Yajna – Vedic Fire Ceremony
An ancient practice of Transformation, Purification, and Renewal
Shoshoni stands out as one of the only centers in the U.S. with a traditional Vedic fire temple, built according to ancient principles. Shoshoni Yogis have been dedicated to this daily practice since the Fire Temple was built in 1999. To inaugurate the Temple, residents performed a 108-day fire ceremony, offering mantras to the fire 24 hours a day. Many holidays are celebrated with yajna, including Navaratri and Shivaratri.
Overnight retreat guests may practice Yajna fire ceremony at Shoshoni every day 5:30-7:00am. In the summer, Saturday evening meditation is done in the Fire Temple as well.
Yajna practice can assist with
- Releasing unwanted emotions, memories and patterns
- Times of transition
- Inner growth and transformation
What is Yajna?
Yajna is not a new age phenomenon. Yajna is the ancient yogic practice of making offerings into a sacred fire. Vedic fire ceremony purifies emotions, burns up unresolved conflict and worries, and leaves us feeling lighter, free, and more open inside. As we focus on letting go, the fire dissolves our tensions leaving only Vibhuti, or Sacred Ash, behind. The Vibhuti represents the pure essence of our nature, the Inner Self.
How do I practice Yajna?

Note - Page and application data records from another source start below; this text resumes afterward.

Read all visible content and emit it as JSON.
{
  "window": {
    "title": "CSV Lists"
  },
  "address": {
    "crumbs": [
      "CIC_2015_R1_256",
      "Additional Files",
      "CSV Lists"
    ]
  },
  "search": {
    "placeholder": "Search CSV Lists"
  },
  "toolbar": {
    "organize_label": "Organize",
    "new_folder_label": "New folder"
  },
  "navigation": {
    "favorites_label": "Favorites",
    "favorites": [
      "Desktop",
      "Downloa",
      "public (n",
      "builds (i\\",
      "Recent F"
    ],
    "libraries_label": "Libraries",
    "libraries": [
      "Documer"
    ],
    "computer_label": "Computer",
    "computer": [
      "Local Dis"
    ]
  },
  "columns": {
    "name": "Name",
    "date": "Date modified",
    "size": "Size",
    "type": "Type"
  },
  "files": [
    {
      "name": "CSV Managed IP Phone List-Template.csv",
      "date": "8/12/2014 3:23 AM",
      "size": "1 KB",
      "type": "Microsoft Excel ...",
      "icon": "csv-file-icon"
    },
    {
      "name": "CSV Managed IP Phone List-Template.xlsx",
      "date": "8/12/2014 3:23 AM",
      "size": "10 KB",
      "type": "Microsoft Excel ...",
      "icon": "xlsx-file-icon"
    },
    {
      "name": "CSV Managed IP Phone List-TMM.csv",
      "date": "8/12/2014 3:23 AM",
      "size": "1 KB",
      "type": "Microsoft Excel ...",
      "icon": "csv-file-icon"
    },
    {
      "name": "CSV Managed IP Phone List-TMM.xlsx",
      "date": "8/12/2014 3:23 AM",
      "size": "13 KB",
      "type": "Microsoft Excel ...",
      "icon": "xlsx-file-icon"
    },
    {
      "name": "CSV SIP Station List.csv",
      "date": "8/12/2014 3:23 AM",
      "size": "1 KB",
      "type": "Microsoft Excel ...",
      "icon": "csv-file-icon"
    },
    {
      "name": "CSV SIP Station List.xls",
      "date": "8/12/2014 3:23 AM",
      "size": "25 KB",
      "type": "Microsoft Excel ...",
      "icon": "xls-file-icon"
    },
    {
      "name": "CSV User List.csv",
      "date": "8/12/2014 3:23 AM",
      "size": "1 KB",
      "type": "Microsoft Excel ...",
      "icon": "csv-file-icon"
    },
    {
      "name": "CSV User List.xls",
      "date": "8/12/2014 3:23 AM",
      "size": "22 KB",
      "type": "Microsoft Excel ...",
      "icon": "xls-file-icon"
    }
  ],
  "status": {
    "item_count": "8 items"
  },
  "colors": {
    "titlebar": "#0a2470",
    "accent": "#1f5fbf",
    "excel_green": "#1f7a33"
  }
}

The practice of offering mantras and a simple masala (rice mixture) has been used for thousands of years as a catalyst for change and growth. First, the sacred fire is opened by an experienced Pujari. Next, practitioners take a small amount of masala in the right hand between the thumb and two middle fingers (The index finger is left out as it represents the ego) and circle the heart in a clockwise direction while repeating a mantra. The masala is then offered into the fire. Practitioners can visualize releasing all of their troubles into the fire; the fire purifies everything.